_Task prompt:_ Find and copy every line in the records that includes the string "JSON".

_Provided material:_
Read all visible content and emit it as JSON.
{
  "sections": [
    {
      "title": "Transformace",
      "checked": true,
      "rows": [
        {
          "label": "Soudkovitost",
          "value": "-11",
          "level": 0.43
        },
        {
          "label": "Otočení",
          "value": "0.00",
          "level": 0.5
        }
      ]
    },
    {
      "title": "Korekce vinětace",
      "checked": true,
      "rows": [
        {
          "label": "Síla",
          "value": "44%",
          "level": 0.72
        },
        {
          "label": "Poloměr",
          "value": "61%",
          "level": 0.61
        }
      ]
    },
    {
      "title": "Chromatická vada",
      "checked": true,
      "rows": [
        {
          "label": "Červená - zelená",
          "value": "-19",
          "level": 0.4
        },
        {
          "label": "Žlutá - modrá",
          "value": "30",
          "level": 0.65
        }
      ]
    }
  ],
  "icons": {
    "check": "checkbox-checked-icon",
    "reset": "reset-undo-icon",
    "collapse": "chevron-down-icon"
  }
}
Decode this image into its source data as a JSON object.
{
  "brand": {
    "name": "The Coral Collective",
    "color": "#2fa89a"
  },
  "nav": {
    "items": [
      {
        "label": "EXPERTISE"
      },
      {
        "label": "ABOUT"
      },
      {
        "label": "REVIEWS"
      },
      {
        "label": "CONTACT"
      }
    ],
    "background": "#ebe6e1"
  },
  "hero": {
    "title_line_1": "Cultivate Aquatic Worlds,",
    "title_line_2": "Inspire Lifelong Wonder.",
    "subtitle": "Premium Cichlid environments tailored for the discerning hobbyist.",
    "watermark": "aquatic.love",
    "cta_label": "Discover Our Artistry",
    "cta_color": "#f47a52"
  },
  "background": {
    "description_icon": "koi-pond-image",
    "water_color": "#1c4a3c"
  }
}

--

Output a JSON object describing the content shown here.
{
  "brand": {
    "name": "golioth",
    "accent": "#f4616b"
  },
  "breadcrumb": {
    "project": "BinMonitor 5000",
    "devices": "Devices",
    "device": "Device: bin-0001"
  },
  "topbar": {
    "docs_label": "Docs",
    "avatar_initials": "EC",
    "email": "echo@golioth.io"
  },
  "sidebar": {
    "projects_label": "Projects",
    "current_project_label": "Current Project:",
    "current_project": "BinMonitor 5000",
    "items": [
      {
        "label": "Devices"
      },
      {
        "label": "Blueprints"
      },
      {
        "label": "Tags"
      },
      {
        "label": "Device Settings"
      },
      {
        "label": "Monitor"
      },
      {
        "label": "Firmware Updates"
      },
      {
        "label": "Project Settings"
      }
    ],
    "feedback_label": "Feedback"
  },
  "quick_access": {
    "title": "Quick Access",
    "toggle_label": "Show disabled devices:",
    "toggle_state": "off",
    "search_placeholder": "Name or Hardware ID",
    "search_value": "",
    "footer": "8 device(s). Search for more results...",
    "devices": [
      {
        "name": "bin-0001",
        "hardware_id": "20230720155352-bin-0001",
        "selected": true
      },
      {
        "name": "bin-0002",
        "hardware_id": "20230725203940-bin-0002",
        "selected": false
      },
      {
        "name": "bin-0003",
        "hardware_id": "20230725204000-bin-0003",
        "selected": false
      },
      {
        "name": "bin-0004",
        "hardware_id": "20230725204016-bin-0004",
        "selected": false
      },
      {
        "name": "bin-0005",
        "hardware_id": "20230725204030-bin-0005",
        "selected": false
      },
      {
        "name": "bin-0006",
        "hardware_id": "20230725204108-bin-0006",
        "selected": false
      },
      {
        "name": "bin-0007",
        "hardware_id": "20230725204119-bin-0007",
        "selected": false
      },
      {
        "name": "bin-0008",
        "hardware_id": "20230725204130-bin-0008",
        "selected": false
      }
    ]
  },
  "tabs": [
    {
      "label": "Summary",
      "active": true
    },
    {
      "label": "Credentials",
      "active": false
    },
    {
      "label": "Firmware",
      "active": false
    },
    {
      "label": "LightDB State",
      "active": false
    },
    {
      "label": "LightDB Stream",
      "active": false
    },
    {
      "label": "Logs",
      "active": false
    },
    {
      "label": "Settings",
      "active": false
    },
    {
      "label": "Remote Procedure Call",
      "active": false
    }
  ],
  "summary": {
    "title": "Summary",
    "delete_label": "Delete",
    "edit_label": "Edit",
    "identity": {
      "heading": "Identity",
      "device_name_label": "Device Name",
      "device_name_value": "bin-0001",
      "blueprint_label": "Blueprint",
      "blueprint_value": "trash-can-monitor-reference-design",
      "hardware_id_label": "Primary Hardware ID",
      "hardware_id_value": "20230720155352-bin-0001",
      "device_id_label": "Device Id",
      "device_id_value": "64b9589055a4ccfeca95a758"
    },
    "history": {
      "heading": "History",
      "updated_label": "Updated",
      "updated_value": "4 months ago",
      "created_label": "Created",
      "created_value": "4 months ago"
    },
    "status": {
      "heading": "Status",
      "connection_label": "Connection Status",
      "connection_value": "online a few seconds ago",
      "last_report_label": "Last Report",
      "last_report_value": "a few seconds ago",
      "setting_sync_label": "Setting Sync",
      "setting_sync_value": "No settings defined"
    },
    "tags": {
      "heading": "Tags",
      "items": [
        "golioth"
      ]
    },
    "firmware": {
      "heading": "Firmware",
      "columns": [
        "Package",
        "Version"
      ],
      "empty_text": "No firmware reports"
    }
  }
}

_Answer space:_
Read all visible content and emit it as JSON.
Decode this image into its source data as a JSON object.
Output a JSON object describing the content shown here.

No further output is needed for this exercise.